While I still have the Look pedals, I switched over to the Stages power meter as the Trainer Road software would not accurately read my old power pedals (I only got a half reading and although it still provided accurate workouts for me, I was judged hard when I needed to say my FTP wasn’t over 125.) I did a lot of research before committing to one and I highly recommend Stages. They are really affordable and have perfectly fit what I needed. Full power reading and all!
I bought a fan
Most hardcore cyclists are probably just staring blankly at their screen right now but yes, I stubbornly went the entire year last year without a fan. I was convinced that more sweat = harder work, but it turns out that according to science, my body just backs off and I reap less benefits. I bought a fan from Home Hardware and boom, my wattage increased and perceived effort decreased. To the shock of absolutely no one but myself.
I have developed a training entertainment system
Ok. So it goes like this:
EASY RIDES – I watch a Suits episode and basically do whatever I want. It’s a great time to practice riding in the aero position for long periods of time while forcing myself to look up. This is something that is often neglected in indoor cycling on the trainer with a TT bike. You are working hard to hold power and it is easy to look down between your hands. As a newbie last year, I had a raging migraine the first long ride I did outdoors because my neck was not accustomed to lifting up. Incorporating it into your training throughout the year and you will negate this.
INTERVALS WITH LONG BREAKS – I listen to my Spotify playlists during the intervals and watch Suits on the breaks.
VO2 MAX INTERVALS – No music for breaks. Crank music for intervals.

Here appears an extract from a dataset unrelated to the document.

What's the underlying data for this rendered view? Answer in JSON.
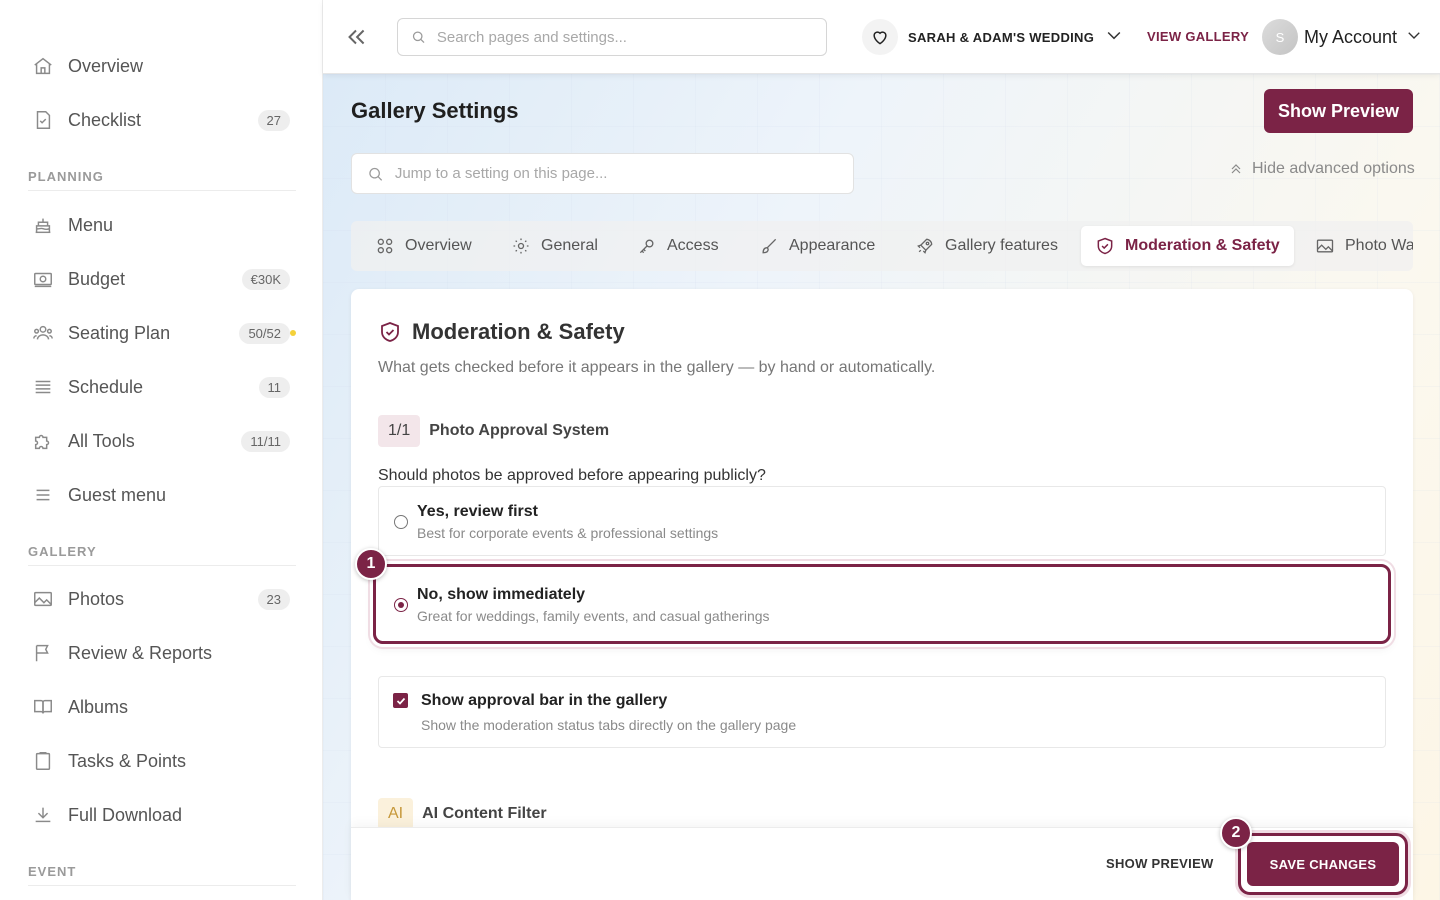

I alternate the time of day I do my rides and adjust my nutrition accordingly
If it is a short interval ride, I am on the bike at 5:30 AM to get it over with and negate having it hanging over my head. At this point, it is important I hydrate and have some quick sugar so I drink a bottle or two of HEED on the bike and it works to keep my energy up when I don’t have enough time to eat something in advance.
If I have an easy ride where I want to watch Suits, instead of blaring my TV first thing in the morning, I will watch and ride after work at 6 PM. I often just drink water through this ride as it is aerobic and around an hour.
If I do a ride over 90 minutes, I will supplement with perpetuem. This is by far one of my favourite sports products from Hammer. Full disclosure, I am an ambassador for them so if you ever want to purchase products from them, remember to use my code LATTES20 to get yourself 20% off.
That’s pretty much it. I am sure that every year of doing this I will become a little less rookie and a little more veteran but for now, I am happy to share anything I have learned that has made a big difference for me.
Anything to add that I have missed?